Top of Dataset content
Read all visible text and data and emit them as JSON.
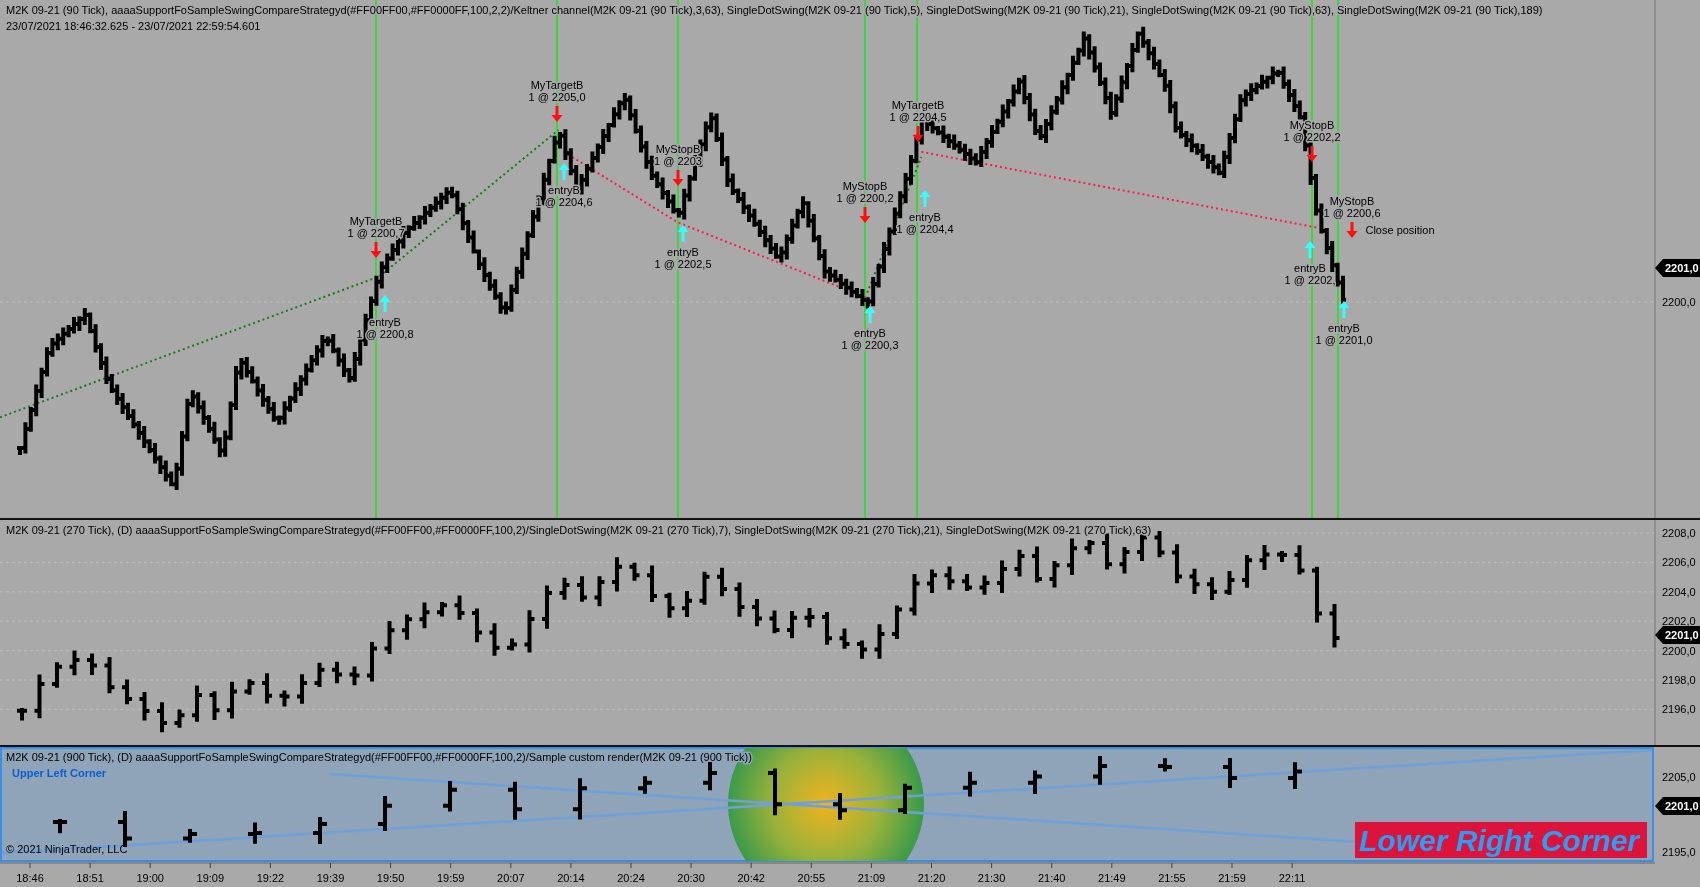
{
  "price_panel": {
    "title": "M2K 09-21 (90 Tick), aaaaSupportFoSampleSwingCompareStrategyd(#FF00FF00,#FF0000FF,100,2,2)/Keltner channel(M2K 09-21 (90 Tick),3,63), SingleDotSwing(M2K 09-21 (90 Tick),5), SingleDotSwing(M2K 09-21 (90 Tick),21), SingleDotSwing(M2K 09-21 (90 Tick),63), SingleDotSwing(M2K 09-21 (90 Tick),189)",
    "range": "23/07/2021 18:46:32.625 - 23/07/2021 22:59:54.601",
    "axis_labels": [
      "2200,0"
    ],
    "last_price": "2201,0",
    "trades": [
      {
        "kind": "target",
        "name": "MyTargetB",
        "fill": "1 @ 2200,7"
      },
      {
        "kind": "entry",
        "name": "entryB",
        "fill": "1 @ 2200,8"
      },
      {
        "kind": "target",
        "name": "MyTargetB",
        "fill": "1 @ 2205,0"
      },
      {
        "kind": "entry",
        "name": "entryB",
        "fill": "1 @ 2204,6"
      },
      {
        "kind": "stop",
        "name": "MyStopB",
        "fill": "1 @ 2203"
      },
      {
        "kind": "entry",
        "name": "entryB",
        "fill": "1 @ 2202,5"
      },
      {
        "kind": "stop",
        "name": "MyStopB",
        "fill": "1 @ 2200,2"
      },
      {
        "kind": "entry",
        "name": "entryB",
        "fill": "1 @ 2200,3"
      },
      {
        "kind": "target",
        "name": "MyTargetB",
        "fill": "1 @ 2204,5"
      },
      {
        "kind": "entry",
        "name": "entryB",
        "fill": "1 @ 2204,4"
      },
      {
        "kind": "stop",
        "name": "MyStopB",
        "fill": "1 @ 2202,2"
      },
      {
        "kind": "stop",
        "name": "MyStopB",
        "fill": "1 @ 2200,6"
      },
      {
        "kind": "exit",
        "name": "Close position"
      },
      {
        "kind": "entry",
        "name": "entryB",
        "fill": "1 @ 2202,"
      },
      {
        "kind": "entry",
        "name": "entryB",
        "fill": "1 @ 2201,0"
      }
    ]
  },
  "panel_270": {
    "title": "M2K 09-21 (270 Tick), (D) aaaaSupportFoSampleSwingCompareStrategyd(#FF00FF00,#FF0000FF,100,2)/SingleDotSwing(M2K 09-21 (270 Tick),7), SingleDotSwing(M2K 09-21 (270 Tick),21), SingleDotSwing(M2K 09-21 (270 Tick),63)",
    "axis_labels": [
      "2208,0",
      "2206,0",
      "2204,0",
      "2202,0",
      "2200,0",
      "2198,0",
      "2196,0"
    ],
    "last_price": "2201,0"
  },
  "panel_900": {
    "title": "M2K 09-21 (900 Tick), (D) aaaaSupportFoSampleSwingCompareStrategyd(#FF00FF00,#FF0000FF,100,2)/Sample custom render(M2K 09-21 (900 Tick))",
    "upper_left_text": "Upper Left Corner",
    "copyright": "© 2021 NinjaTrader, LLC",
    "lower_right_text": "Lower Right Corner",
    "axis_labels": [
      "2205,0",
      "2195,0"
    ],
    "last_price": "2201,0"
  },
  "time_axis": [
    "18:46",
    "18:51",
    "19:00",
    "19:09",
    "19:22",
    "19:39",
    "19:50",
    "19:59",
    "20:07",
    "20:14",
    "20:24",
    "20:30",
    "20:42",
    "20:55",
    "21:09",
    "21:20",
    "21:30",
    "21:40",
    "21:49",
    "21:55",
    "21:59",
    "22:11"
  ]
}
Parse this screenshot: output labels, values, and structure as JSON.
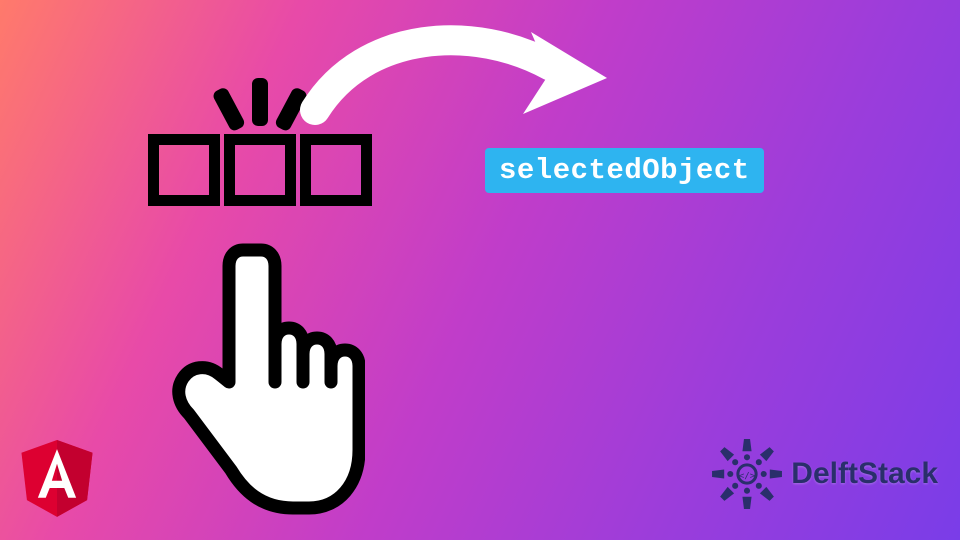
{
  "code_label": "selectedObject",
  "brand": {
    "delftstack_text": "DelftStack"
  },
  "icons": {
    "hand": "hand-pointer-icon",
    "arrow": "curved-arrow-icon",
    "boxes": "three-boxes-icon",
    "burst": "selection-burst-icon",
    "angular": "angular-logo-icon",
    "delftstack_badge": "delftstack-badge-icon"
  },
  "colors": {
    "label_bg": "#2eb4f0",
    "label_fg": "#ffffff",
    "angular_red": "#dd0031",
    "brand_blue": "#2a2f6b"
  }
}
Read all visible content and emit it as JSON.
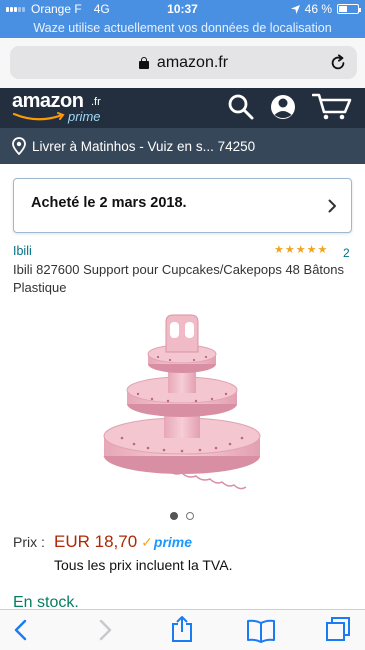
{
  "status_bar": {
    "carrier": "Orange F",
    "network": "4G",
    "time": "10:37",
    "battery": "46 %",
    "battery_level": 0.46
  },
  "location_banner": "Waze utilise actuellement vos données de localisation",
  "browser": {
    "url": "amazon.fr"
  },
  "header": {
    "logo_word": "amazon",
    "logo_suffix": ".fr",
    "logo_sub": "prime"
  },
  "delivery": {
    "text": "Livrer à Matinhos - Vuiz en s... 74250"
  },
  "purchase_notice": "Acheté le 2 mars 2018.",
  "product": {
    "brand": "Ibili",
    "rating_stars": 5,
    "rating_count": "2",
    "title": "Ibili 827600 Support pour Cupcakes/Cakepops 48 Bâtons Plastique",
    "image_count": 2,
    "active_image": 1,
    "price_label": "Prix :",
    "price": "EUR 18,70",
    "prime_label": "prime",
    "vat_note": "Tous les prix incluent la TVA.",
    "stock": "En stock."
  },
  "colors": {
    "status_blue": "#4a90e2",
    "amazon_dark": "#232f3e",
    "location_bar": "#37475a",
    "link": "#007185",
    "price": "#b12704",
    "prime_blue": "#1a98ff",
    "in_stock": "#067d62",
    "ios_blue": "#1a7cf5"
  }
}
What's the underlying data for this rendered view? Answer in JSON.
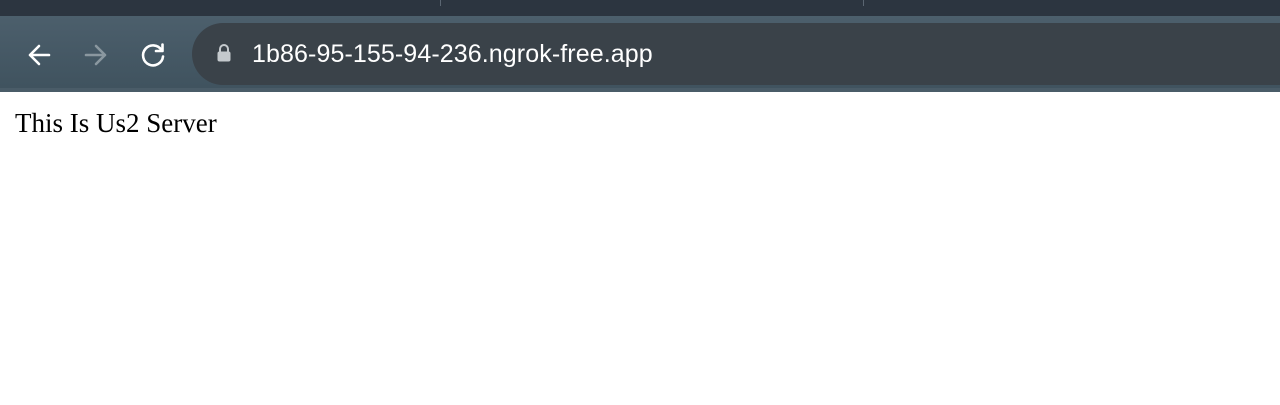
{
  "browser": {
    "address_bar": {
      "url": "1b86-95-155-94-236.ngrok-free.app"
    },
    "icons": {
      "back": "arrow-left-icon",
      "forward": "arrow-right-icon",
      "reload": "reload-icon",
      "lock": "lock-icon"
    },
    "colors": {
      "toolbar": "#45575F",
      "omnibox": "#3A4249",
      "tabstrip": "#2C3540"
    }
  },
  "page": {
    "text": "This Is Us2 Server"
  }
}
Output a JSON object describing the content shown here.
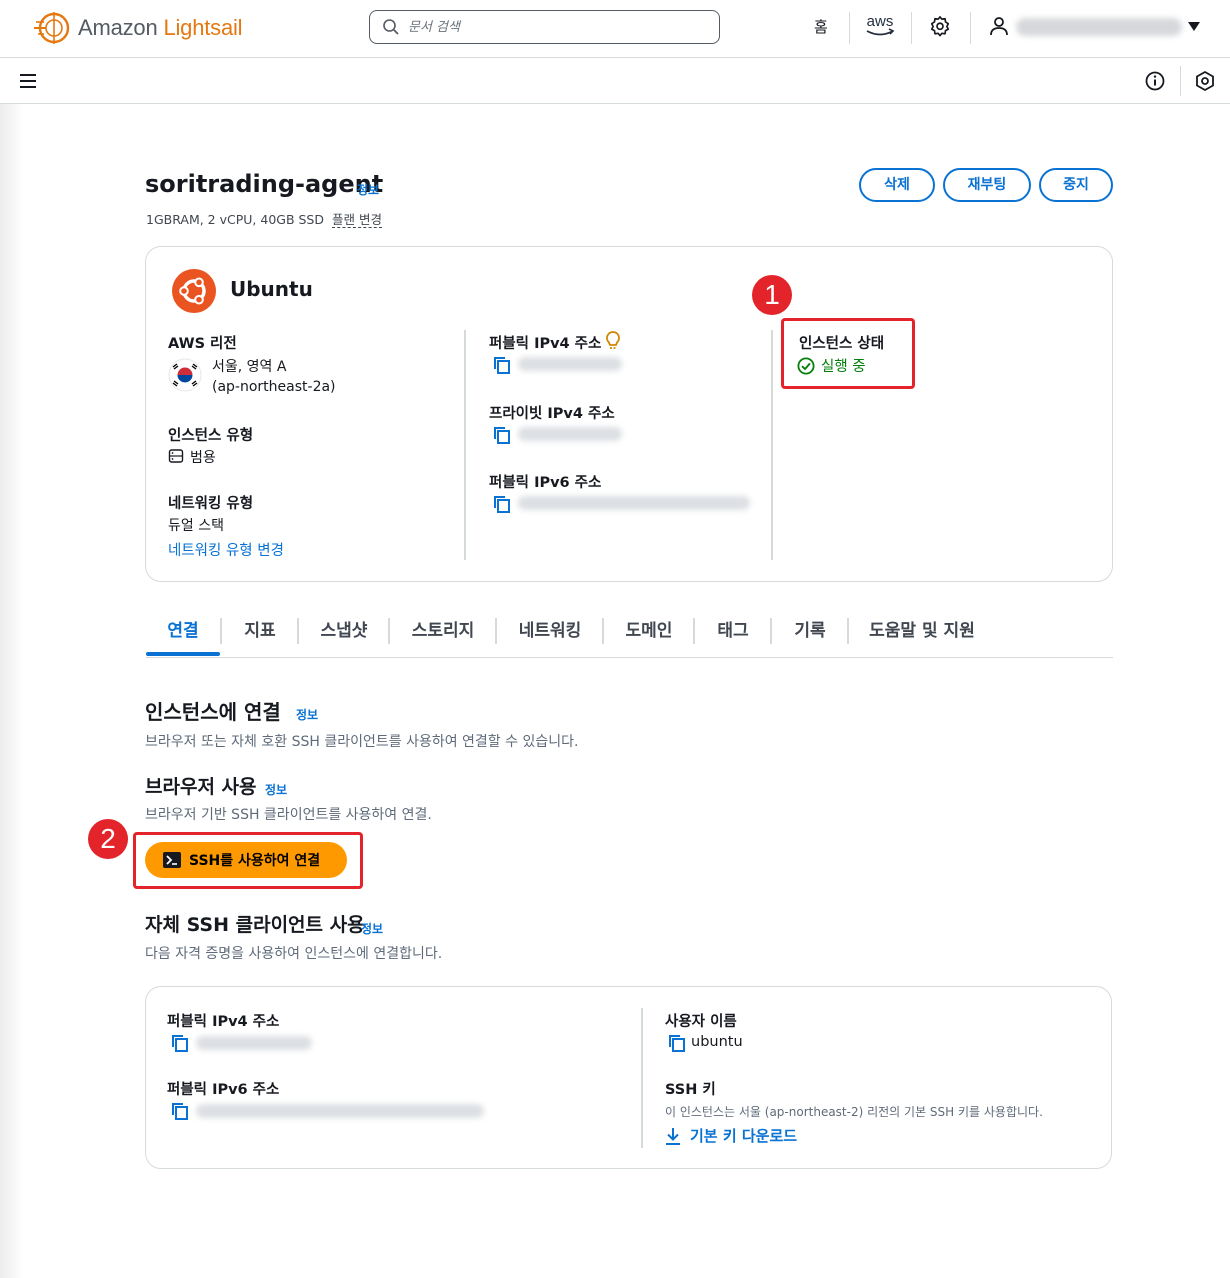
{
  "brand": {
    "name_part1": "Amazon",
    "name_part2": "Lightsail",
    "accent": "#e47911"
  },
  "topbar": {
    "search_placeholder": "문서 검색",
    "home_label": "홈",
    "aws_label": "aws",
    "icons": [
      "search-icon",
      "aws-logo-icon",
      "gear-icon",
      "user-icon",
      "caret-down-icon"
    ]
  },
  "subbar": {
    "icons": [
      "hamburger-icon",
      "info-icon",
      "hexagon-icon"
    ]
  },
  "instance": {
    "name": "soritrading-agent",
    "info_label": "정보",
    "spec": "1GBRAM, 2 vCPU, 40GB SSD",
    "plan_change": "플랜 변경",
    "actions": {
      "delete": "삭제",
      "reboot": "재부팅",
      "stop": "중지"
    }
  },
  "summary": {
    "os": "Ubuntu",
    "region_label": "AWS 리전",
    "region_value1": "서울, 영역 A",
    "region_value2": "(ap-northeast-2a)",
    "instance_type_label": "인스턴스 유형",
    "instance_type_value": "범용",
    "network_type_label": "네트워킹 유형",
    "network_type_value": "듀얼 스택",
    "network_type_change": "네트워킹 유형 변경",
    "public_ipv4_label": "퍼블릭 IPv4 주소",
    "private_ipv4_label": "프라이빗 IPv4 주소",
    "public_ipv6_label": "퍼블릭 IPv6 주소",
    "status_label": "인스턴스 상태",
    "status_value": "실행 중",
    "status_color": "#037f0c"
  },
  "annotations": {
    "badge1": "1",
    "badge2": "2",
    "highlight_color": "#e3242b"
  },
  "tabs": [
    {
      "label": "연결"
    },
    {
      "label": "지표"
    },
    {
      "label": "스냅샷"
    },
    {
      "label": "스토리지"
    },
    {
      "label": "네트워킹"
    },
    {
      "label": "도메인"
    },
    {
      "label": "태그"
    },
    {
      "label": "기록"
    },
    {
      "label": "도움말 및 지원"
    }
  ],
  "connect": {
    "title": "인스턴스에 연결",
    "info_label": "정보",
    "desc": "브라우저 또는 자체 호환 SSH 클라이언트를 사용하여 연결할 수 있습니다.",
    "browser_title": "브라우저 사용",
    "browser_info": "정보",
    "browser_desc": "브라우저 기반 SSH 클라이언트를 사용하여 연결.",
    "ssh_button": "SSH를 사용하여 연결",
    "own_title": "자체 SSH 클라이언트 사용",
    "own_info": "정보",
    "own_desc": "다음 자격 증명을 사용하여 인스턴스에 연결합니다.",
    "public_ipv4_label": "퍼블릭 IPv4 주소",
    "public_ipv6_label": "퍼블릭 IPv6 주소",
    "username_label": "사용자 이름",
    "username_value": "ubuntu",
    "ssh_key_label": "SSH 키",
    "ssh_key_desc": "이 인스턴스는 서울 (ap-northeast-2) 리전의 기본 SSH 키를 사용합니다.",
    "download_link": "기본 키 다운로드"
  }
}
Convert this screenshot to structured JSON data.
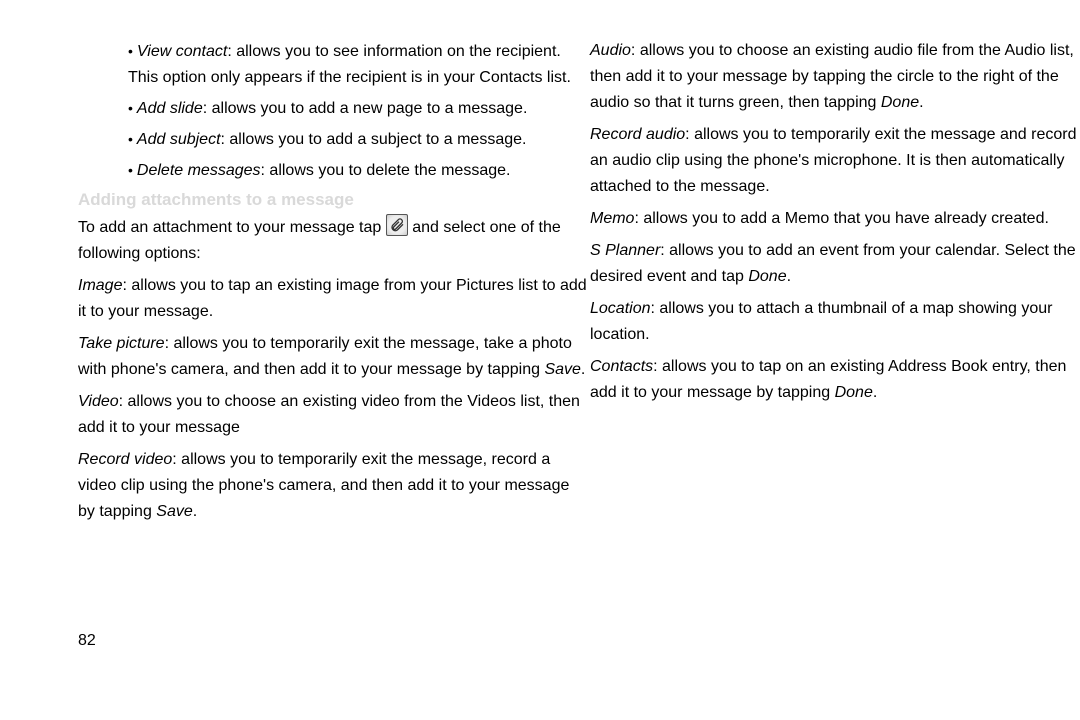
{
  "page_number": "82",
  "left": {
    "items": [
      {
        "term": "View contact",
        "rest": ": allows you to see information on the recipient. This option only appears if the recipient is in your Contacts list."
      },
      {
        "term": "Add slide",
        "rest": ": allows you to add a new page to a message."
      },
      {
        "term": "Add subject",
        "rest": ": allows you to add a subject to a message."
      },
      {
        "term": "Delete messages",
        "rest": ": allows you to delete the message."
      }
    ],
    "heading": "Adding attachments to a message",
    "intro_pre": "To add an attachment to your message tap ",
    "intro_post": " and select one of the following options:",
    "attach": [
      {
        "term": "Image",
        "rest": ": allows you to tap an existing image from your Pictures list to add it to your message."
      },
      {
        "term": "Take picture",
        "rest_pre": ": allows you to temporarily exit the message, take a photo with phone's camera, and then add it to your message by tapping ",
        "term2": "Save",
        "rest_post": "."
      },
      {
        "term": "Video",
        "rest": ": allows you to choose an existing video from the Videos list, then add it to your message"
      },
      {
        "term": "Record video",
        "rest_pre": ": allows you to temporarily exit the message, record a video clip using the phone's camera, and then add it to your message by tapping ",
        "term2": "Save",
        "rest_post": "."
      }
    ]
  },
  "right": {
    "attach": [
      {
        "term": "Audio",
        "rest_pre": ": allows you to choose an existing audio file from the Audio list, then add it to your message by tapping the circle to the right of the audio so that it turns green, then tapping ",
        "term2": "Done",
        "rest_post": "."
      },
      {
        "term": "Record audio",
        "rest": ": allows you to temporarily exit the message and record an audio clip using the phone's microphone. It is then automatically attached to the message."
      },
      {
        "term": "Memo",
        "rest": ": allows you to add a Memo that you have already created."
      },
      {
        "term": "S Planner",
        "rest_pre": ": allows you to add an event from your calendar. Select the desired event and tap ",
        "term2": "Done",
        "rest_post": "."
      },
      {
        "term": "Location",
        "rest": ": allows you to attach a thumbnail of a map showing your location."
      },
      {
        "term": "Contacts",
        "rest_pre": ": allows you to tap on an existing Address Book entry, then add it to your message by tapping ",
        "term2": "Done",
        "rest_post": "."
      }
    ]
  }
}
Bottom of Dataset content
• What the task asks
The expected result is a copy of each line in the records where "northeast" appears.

• Your solution
    "region_value2": "(ap-northeast-2a)",
    "ssh_key_desc": "이 인스턴스는 서울 (ap-northeast-2) 리전의 기본 SSH 키를 사용합니다.",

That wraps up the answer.